Christopher Draper was born at Bebington, on the Wirral in Cheshire, England, into a family of five sons and two daughters. He became interested in flying in July 1909 when Louis Blériot flew across the English Channel. Unable to afford the £75 fee for pilot training, Draper wrote to his local MP, Joseph Hoult, who was an acquaintance of his father. Hoult provided Draper with £210 after making him promise not to tell anyone about the gift. On 9 October 1913, with a total of 3 hours 15 minutes of flying experience, he obtained Royal Aero Club Aviator’s Certificate No. 646 after flying a Grahame-White biplane at the Grahame-White Flying School at Hendon Aerodrome.
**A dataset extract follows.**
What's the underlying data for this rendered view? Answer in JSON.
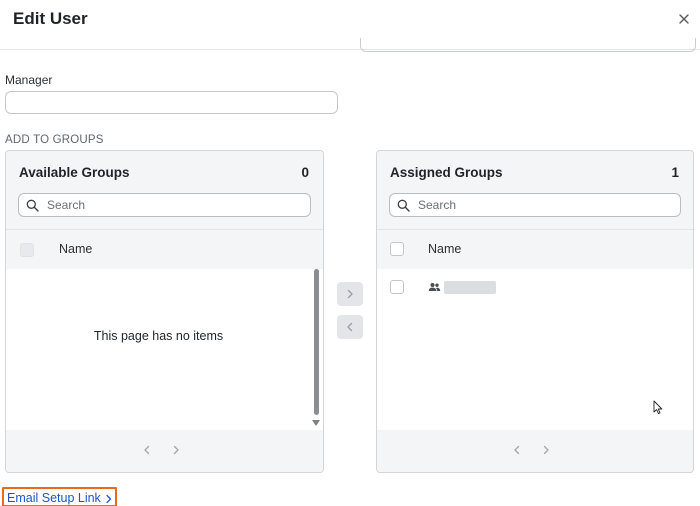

While trying to find a job flying, he learned from a cousin in the service that the Royal Navy was offering short service commissions to pilots with an Aviator’s Certificate. After passing the medical Draper joined the Royal Naval Air Service on 27 January 1914 and was commissioned as a probationary sub-lieutenant, RNR.
From January to April 1914 he attended the fifth course at the Central Flying School. Also on the course were Hugh Dowding and Wilfrid Freeman while the instructors included John Tremayne Babington and John Salmond – all of whom were later Air Marshals. After passing his course, Draper was assigned to the Royal Naval Air Station at Eastchurch under the command of Commander Charles Rumney Samson. He was promoted to flight lieutenant in June, and on 20 July he was one of nine pilots who flew in the Naval Review at Spithead, the first review to include aircraft.
Spending the initial war years on Home Defence in Newcastle and Scotland, Draper initiated his liking for dare-devil exploits by flying a seaplane under one of the spans of the Firth of Tay bridge near Dundee. While based at Dundee, Draper was ordered to land an aeroplane on the green at St. Andrew’s golf course. He stopped right in front of the clubhouse.
On 28 June 1915 he was promoted to flight commander.